@ St Georges Hall, Bradford
What is there to say about The Proclaimers? When you mention them to friends they’ll say – “and what did they play apart from the two hits?”.
And I say – they played an hour and a half of quality stuff and here was a lot of singing along and some dancing too. For two largely immobile men on stage, they put out some emotion through the strong voices and emotionally tactile material. Backed up live by four other musicians, they made a big sound and a very flash lightshow made this an event for the crowd, who weren’t your average gig set. Smoky beams and pinwheeling effects dress up the largely static show. Craig stands, with his big chest and his hands shape words quietly as he enunciates them loudly. He looks naked in front of the microphone.

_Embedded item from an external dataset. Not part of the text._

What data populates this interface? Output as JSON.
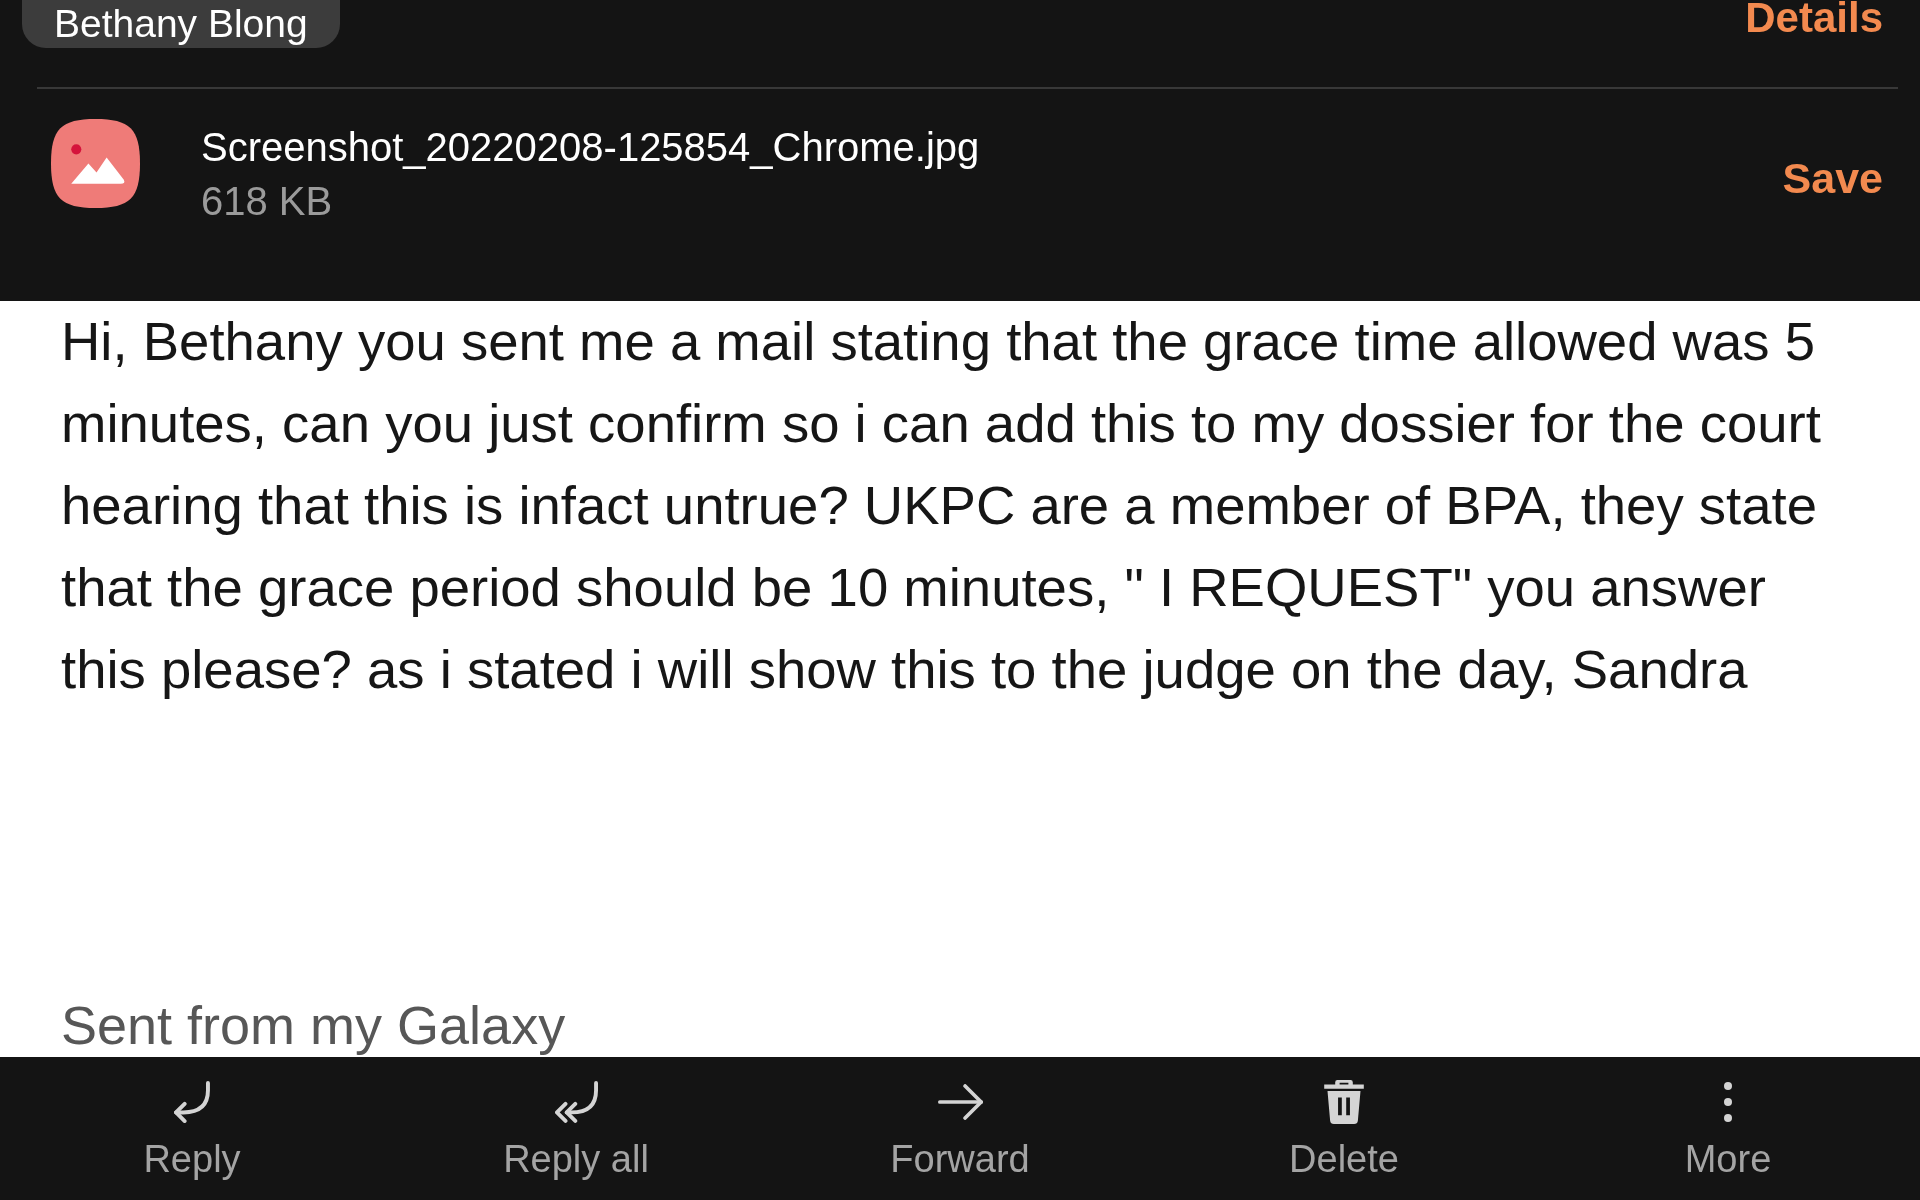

Charlie has a guitar to hide behind and looks a little more comfortable. The venue is full of middle-aged men with square glasses, dressed almost like their idols, accompanied by their womenfolk. A few are conspicuously ‘refreshed’ but the rest are just happy enough to wave their arms about.

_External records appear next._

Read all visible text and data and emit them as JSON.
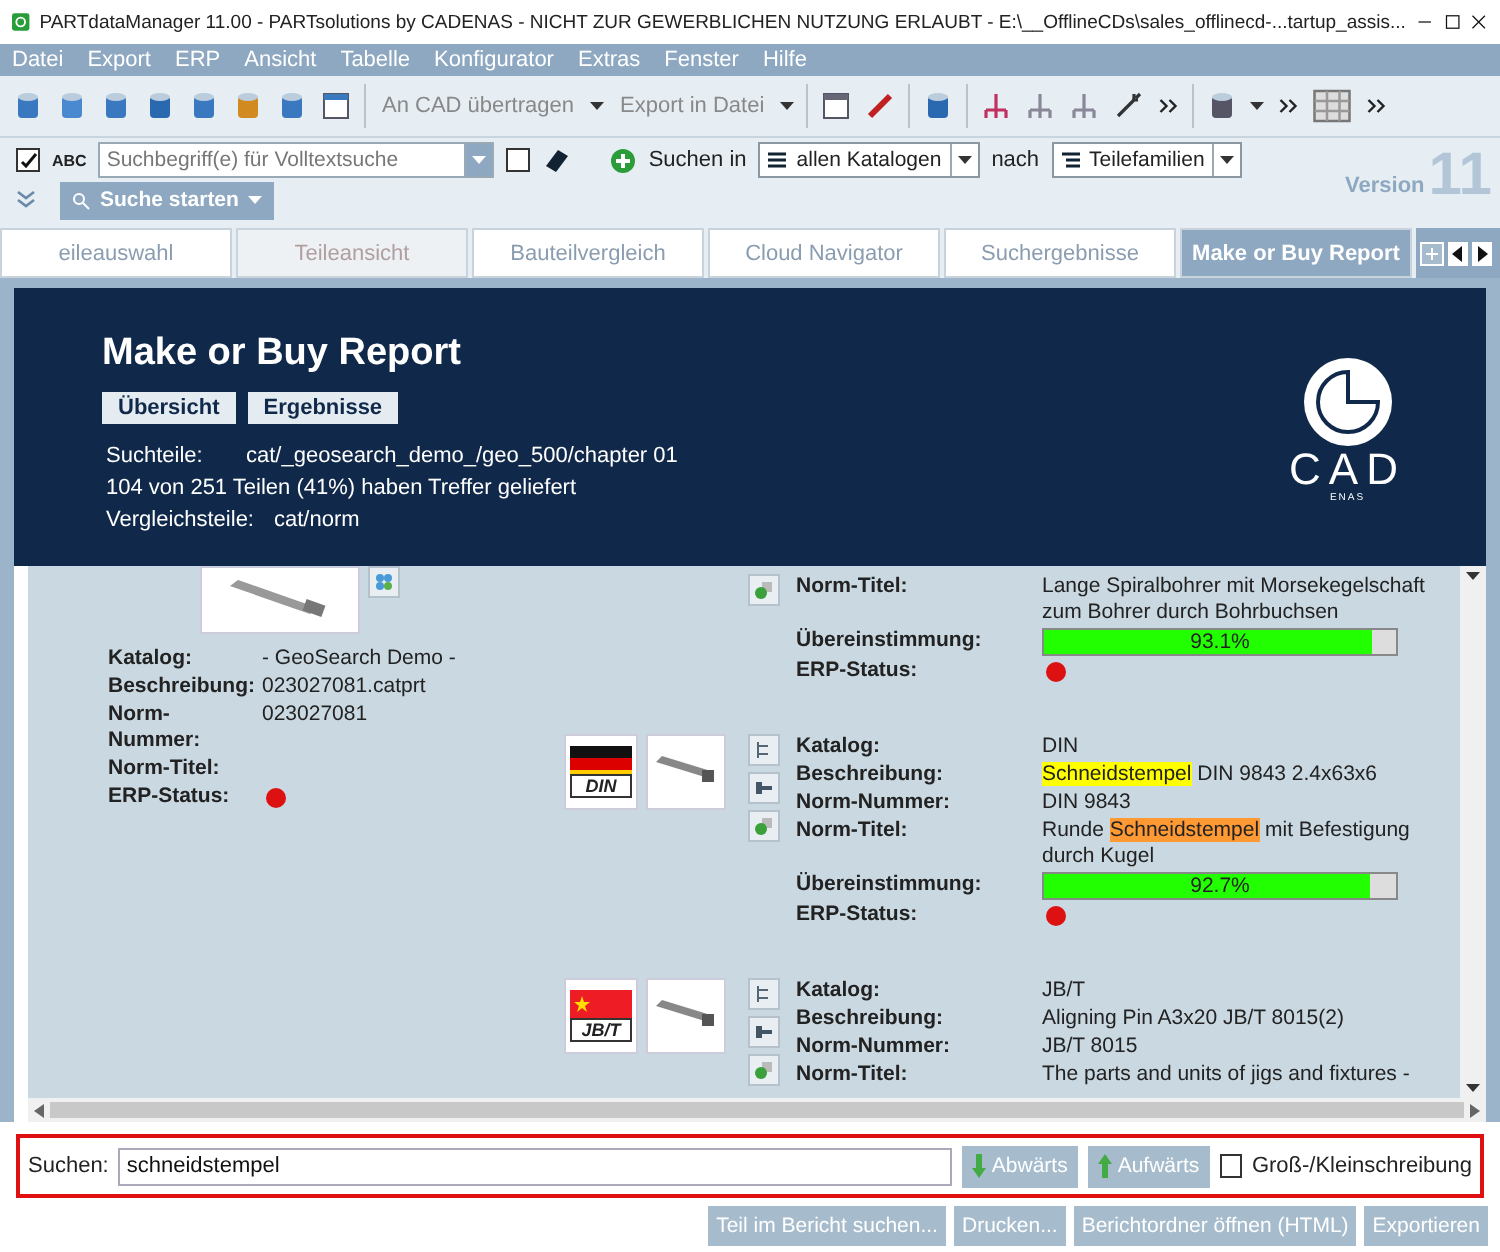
{
  "window": {
    "title": "PARTdataManager 11.00 - PARTsolutions by CADENAS - NICHT ZUR GEWERBLICHEN NUTZUNG ERLAUBT - E:\\__OfflineCDs\\sales_offlinecd-...tartup_assis..."
  },
  "menu": [
    "Datei",
    "Export",
    "ERP",
    "Ansicht",
    "Tabelle",
    "Konfigurator",
    "Extras",
    "Fenster",
    "Hilfe"
  ],
  "toolbar": {
    "transfer": "An CAD übertragen",
    "export": "Export in Datei"
  },
  "search": {
    "fulltext_checked": true,
    "abc": "ABC",
    "placeholder": "Suchbegriff(e) für Volltextsuche",
    "option_checked": false,
    "search_in": "Suchen in",
    "catalog": "allen Katalogen",
    "after": "nach",
    "mode": "Teilefamilien",
    "start": "Suche starten",
    "version_label": "Version",
    "version_number": "11"
  },
  "tabs": [
    {
      "label": "eileauswahl",
      "selected": false,
      "disabled": false
    },
    {
      "label": "Teileansicht",
      "selected": false,
      "disabled": true
    },
    {
      "label": "Bauteilvergleich",
      "selected": false,
      "disabled": false
    },
    {
      "label": "Cloud Navigator",
      "selected": false,
      "disabled": false
    },
    {
      "label": "Suchergebnisse",
      "selected": false,
      "disabled": false
    },
    {
      "label": "Make or Buy Report",
      "selected": true,
      "disabled": false
    }
  ],
  "report": {
    "title": "Make or Buy Report",
    "buttons": [
      "Übersicht",
      "Ergebnisse"
    ],
    "info": [
      {
        "label": "Suchteile:",
        "value": "cat/_geosearch_demo_/geo_500/chapter 01"
      },
      {
        "text": "104 von 251 Teilen (41%) haben Treffer geliefert"
      },
      {
        "label": "Vergleichsteile:",
        "value": "cat/norm"
      }
    ],
    "logo": {
      "text": "CAD",
      "subtext": "ENAS"
    }
  },
  "source": {
    "fields": [
      {
        "kind": "text",
        "label": "Katalog:",
        "value": "- GeoSearch Demo -"
      },
      {
        "kind": "text",
        "label": "Beschreibung:",
        "value": "023027081.catprt"
      },
      {
        "kind": "text",
        "label": "Norm-Nummer:",
        "value": "023027081"
      },
      {
        "kind": "text",
        "label": "Norm-Titel:"
      },
      {
        "kind": "status",
        "label": "ERP-Status:",
        "color": "#dd1111"
      }
    ]
  },
  "matches": [
    {
      "kind": "plain",
      "fields": [
        {
          "kind": "text",
          "label": "Norm-Titel:",
          "value": "Lange Spiralbohrer mit Morsekegelschaft zum Bohrer durch Bohrbuchsen"
        },
        {
          "kind": "meter",
          "label": "Übereinstimmung:",
          "level": 0.931,
          "reading": "93.1%"
        },
        {
          "kind": "status",
          "label": "ERP-Status:",
          "color": "#dd1111"
        }
      ]
    },
    {
      "kind": "de",
      "badge": "DIN",
      "fields": [
        {
          "kind": "text",
          "label": "Katalog:",
          "value": "DIN"
        },
        {
          "kind": "text",
          "label": "Beschreibung:",
          "parts": [
            {
              "text": "Schneidstempel",
              "color": "#ffff00"
            },
            {
              "text": " DIN 9843 2.4x63x6"
            }
          ]
        },
        {
          "kind": "text",
          "label": "Norm-Nummer:",
          "value": "DIN 9843"
        },
        {
          "kind": "text",
          "label": "Norm-Titel:",
          "parts": [
            {
              "text": "Runde "
            },
            {
              "text": "Schneidstempel",
              "color": "#ff9933"
            },
            {
              "text": " mit Befestigung durch Kugel"
            }
          ]
        },
        {
          "kind": "meter",
          "label": "Übereinstimmung:",
          "level": 0.927,
          "reading": "92.7%"
        },
        {
          "kind": "status",
          "label": "ERP-Status:",
          "color": "#dd1111"
        }
      ]
    },
    {
      "kind": "cn",
      "badge": "JB/T",
      "fields": [
        {
          "kind": "text",
          "label": "Katalog:",
          "value": "JB/T"
        },
        {
          "kind": "text",
          "label": "Beschreibung:",
          "value": "Aligning Pin A3x20 JB/T 8015(2)"
        },
        {
          "kind": "text",
          "label": "Norm-Nummer:",
          "value": "JB/T 8015"
        },
        {
          "kind": "text",
          "label": "Norm-Titel:",
          "value": "The parts and units of jigs and fixtures -"
        }
      ]
    }
  ],
  "find": {
    "label": "Suchen:",
    "value": "schneidstempel",
    "down": "Abwärts",
    "up": "Aufwärts",
    "case_label": "Groß-/Kleinschreibung",
    "case_checked": false
  },
  "actions": [
    "Teil im Bericht suchen...",
    "Drucken...",
    "Berichtordner öffnen (HTML)",
    "Exportieren"
  ]
}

Opening with New Religion, a song about the brothers’ contempt for people who obsess over football or Star Wars and following it up with In Recognition, where they express their contempt for left-wingers accepting honours from the Queen, the Reid brothers evidence they’re boiling with loathing and not just the luvvies of 500 Miles, The songs are big and catchy, making a rather danceable alternative to old time protest singing acoustic strummers like Billy Bragg or Bob Dylan. An attack on newspaper columnists supporting the Iraq war (‘SORRY’) leaves me understanding there is rather more to The Proclaimers than two karaoke hits and back of the bus favourites. Restless Soul tempers things with a non-political song, a twangy guitar on country soul. I’m On My Way gets a roar from the audience and is preceded by strings of dedications. Everyone claps, sways, sings – they’re on their way “from misery to happiness”. Sean sees more clapping along and some lovely high harmonies. Cap In Hand signals a return to message songs – “I can’t understand why you let someone else rule our land”. The audience is singing along and Letter From America gets everyone singing louder. Life With You, recent single, is a real sweetie and big too. There is a raw heart to it that is a lot of the band’s appeal – they sing the obvious and express our common thoughts for us. They follow the two bouncy hits with a bouncy attack on violence in song lyrics, tied into ever-accelerating rock guitar. A Steve Earle cover is nice to hear, Sunshine On Leith is welcomed and is probably sung more often than the unusual meteorological phenomenon. Wreckless Eric’s Whole Wide World is sung straight and becomes a Proclaimers song. The rest of the gig (Let’s Get Married, 500 Miles, King Of The Road, etc) is a huge singalong of celebration of common emotions – imagine finding yourself in a space where a thousand or more people were expressing the same heart-on-sleeve emotions as yourself….. there’s an element of church here.
I left the gig feeling uplifted and with a sense of having set things to right. Approach The Proclaimers without cynicism and they might surprise you.